**About this task:**
Return each line of the entries that holds the string "device".
=== Study material ===
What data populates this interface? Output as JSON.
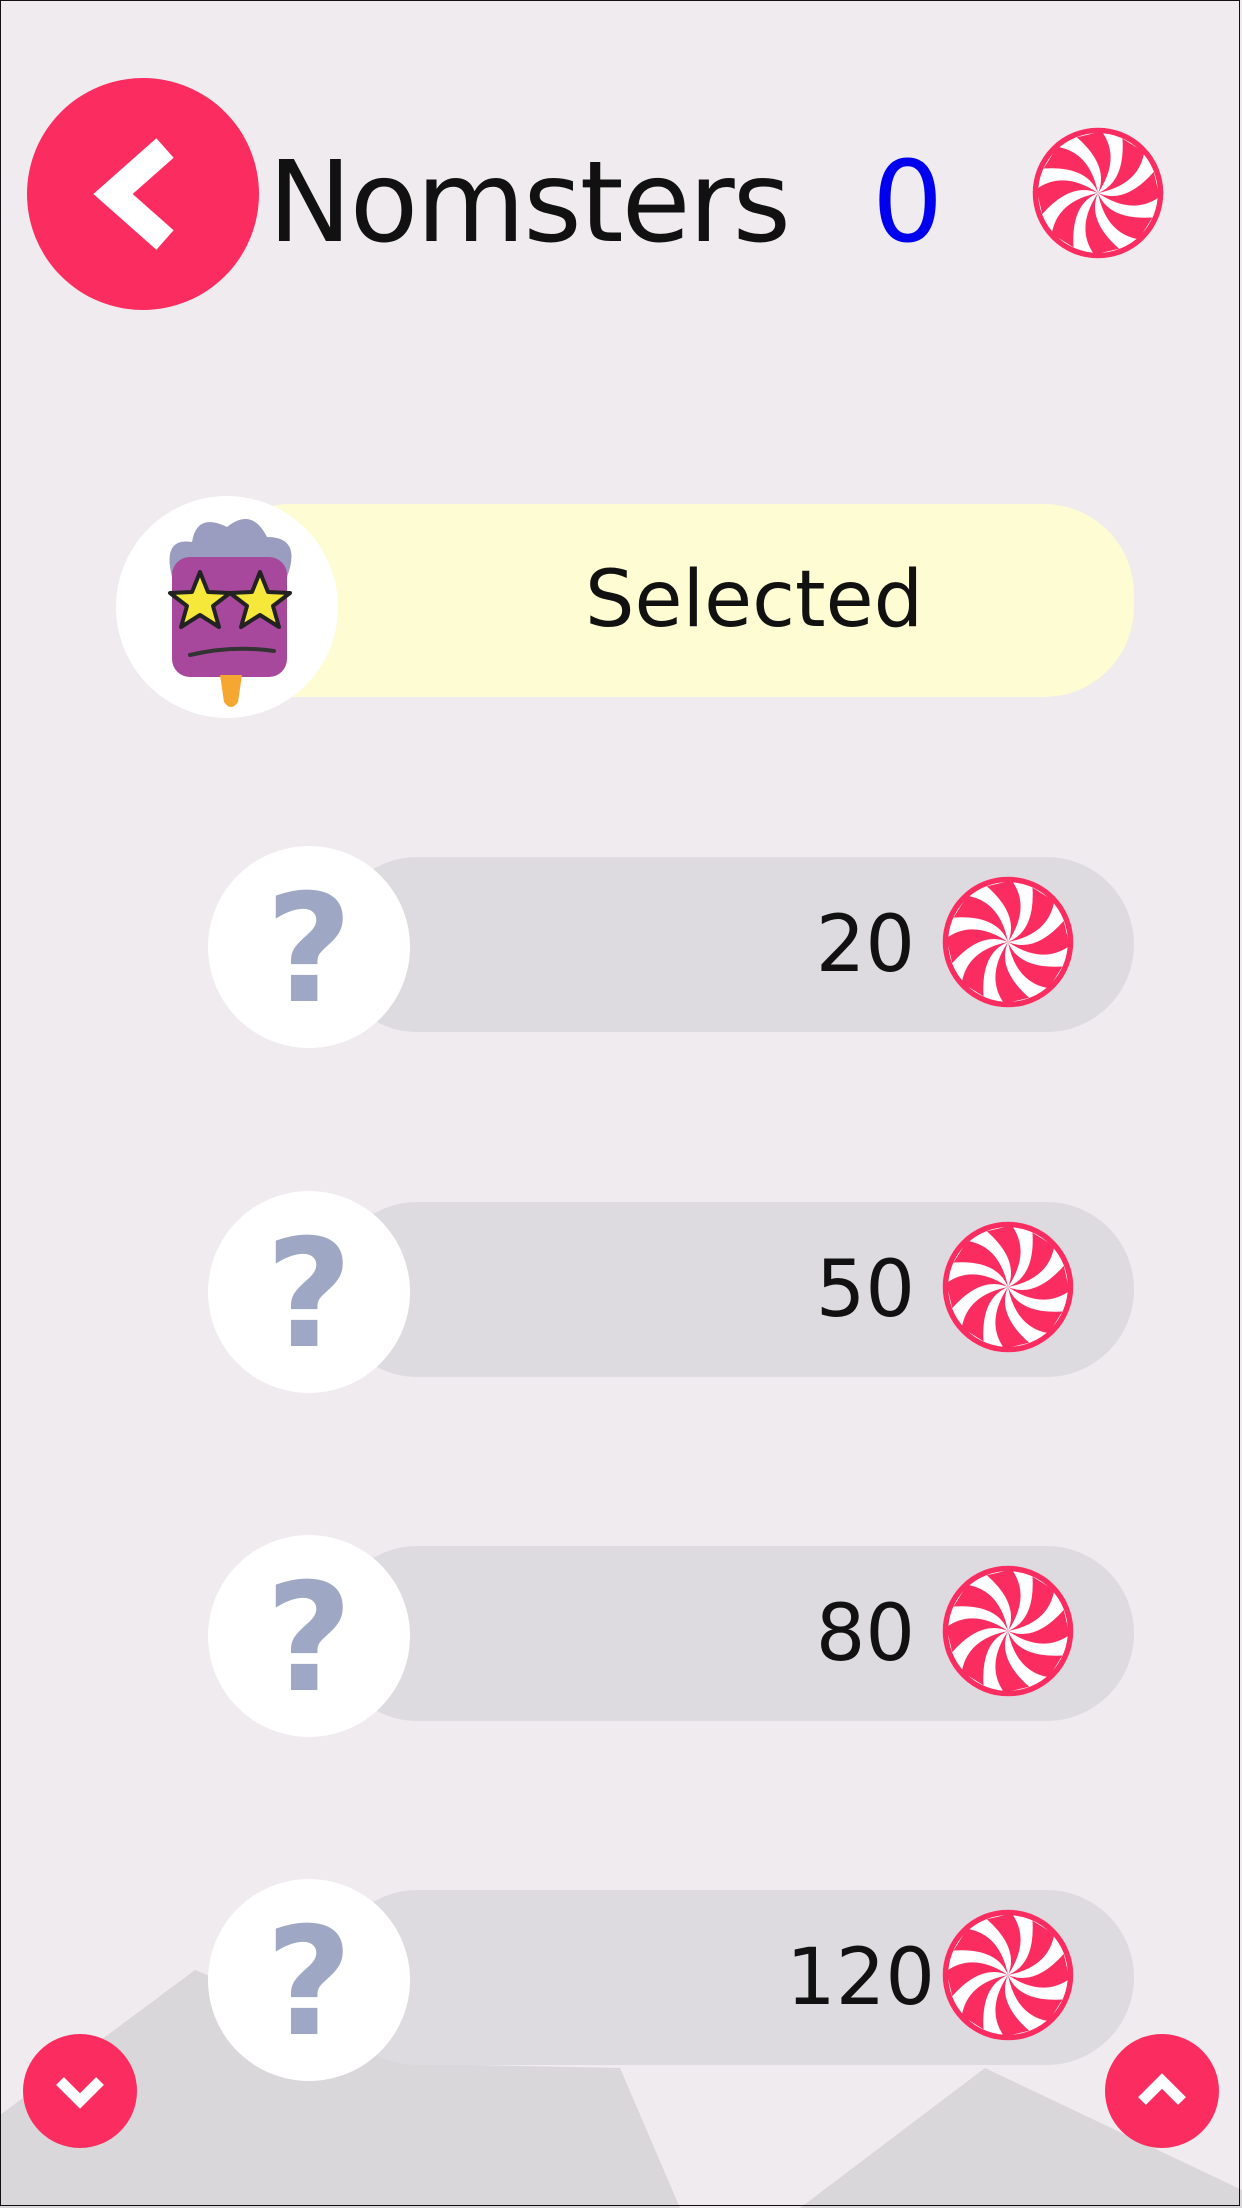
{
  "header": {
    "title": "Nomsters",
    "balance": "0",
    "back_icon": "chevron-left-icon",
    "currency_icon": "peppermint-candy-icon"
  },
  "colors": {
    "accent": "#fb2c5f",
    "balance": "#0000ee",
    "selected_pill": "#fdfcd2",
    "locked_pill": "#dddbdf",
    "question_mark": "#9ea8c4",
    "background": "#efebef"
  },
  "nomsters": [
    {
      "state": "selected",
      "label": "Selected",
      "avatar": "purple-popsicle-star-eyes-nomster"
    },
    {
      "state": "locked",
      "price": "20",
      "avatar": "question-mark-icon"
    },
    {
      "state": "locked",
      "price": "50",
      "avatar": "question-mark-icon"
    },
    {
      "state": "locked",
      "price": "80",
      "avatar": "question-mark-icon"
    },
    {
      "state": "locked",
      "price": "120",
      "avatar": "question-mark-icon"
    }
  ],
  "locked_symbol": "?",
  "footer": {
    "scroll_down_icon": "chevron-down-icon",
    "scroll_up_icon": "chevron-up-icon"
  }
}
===
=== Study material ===
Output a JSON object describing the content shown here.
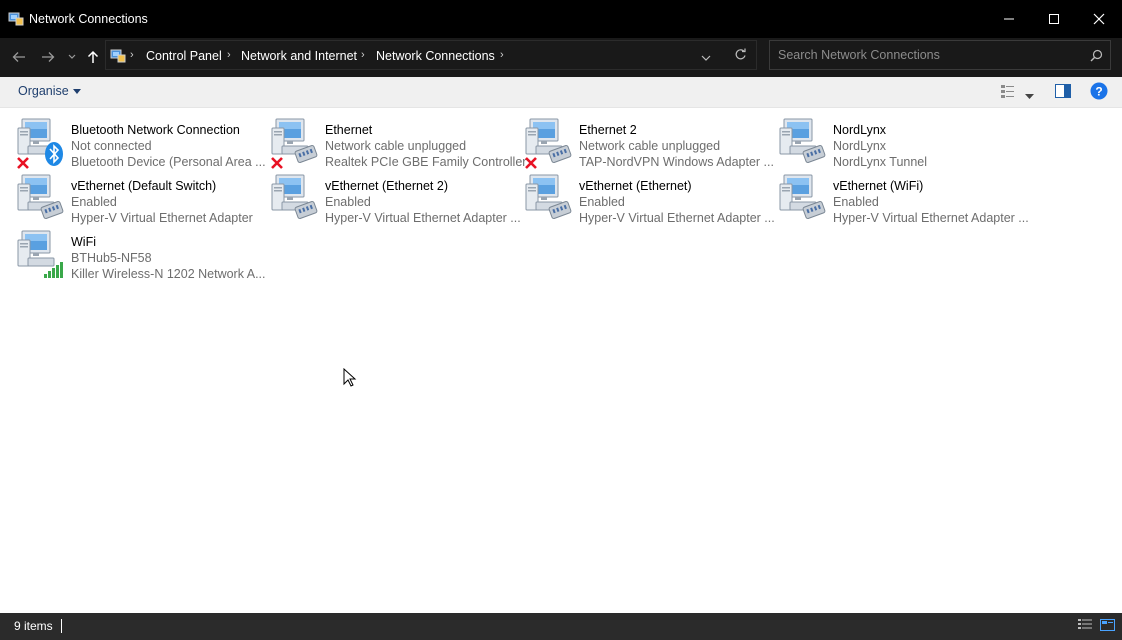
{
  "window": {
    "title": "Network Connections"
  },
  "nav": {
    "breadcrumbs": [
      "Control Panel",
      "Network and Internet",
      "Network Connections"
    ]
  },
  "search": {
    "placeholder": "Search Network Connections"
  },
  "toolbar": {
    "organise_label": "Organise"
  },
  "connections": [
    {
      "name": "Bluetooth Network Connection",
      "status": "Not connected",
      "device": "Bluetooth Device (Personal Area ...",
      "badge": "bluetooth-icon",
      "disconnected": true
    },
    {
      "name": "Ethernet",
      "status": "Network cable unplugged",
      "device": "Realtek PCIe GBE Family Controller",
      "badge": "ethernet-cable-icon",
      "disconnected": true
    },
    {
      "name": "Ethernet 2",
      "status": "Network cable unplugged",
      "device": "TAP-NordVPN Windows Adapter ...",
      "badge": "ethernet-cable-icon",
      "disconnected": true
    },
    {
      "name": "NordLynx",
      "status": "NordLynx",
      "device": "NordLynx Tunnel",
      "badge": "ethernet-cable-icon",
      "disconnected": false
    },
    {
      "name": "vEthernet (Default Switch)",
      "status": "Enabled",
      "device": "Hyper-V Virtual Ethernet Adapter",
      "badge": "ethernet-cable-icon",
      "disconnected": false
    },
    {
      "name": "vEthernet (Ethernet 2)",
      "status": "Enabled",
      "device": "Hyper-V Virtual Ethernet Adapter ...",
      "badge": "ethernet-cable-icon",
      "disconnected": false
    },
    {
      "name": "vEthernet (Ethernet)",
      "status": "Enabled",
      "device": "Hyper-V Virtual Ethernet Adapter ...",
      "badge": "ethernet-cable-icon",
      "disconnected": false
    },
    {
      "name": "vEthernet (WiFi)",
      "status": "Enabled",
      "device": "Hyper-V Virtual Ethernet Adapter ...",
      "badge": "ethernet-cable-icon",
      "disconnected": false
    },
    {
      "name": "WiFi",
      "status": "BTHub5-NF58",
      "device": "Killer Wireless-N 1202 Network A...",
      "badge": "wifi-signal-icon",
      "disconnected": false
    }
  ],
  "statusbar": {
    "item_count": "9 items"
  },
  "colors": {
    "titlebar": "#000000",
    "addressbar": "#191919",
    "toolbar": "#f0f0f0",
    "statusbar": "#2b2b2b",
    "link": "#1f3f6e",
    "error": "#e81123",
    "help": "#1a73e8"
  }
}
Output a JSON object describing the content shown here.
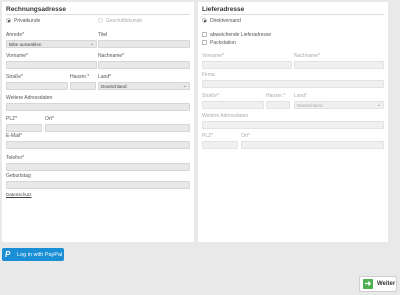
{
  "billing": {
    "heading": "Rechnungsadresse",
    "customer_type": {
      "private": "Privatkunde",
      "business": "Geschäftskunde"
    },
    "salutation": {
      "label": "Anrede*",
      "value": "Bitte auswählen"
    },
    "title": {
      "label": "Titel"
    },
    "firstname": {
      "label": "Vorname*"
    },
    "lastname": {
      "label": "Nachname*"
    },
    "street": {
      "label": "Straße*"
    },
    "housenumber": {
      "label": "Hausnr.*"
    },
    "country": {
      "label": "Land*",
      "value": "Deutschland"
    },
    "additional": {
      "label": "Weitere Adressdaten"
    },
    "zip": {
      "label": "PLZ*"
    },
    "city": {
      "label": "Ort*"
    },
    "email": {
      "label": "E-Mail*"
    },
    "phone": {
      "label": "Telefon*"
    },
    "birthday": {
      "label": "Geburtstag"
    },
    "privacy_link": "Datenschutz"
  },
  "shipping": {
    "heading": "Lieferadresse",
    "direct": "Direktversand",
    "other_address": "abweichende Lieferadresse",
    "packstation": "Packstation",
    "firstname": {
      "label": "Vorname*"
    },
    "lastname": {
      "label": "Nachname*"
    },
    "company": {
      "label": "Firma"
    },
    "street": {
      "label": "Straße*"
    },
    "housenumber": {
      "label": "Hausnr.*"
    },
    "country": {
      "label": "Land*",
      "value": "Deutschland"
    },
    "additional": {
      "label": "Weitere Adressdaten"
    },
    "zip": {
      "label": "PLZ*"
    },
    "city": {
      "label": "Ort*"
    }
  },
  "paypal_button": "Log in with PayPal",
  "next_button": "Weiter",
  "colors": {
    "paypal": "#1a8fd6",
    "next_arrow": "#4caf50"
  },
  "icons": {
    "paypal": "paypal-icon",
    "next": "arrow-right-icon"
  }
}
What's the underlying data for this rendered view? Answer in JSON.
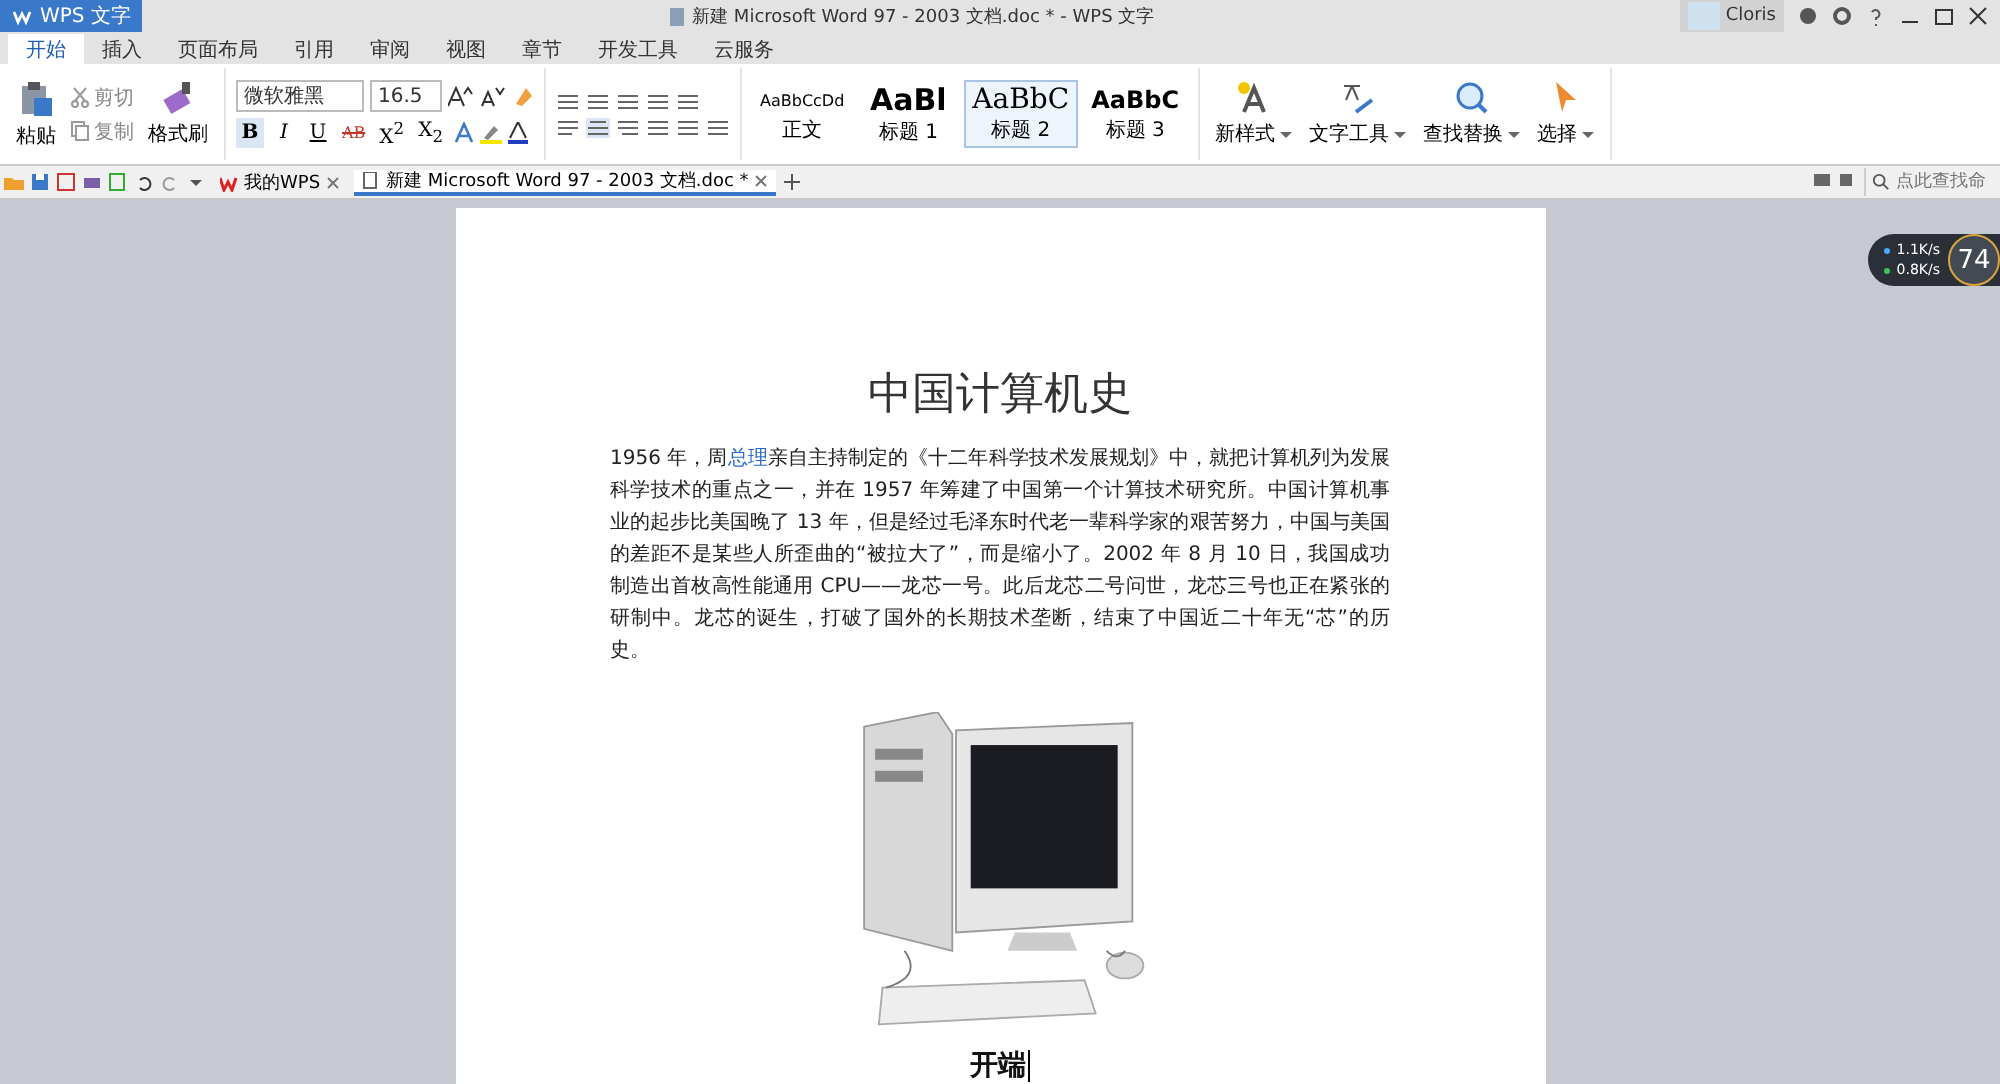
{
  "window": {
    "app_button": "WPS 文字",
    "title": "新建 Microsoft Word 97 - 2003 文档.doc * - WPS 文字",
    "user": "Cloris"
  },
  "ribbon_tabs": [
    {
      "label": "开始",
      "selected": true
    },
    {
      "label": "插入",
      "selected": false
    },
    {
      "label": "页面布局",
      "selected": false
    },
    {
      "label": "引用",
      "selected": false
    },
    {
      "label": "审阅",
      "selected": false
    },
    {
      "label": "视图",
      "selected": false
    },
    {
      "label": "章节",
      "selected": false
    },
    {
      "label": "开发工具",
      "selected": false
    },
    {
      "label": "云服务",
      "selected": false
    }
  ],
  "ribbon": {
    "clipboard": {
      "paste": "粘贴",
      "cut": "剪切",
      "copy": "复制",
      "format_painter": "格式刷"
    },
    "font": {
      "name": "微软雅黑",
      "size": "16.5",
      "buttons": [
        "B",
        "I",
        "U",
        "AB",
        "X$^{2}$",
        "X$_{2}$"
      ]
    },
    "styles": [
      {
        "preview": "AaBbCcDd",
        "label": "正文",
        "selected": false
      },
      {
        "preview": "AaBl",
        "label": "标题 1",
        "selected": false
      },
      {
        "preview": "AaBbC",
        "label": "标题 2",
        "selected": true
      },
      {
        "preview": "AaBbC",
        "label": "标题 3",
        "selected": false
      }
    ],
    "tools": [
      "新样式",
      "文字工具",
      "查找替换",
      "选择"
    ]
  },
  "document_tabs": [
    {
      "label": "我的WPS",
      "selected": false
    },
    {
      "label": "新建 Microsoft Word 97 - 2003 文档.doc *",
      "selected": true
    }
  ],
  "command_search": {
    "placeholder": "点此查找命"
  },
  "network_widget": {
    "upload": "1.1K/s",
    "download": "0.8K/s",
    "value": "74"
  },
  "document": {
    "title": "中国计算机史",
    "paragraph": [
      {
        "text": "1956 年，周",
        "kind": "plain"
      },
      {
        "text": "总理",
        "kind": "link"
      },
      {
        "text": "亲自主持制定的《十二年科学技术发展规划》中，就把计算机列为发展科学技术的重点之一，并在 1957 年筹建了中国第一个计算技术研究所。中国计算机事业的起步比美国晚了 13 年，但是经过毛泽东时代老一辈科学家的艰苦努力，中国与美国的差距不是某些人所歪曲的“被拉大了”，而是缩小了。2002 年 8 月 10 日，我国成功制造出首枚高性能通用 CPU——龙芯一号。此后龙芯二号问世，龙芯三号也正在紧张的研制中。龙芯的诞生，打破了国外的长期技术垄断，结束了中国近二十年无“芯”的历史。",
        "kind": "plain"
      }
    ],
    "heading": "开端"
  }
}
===
**Answer section:**
      "device": "Bluetooth Device (Personal Area ...",
      "device": "Realtek PCIe GBE Family Controller",
      "device": "TAP-NordVPN Windows Adapter ...",
      "device": "NordLynx Tunnel",
      "device": "Hyper-V Virtual Ethernet Adapter",
      "device": "Hyper-V Virtual Ethernet Adapter ...",
      "device": "Hyper-V Virtual Ethernet Adapter ...",
      "device": "Hyper-V Virtual Ethernet Adapter ...",
      "device": "Killer Wireless-N 1202 Network A...",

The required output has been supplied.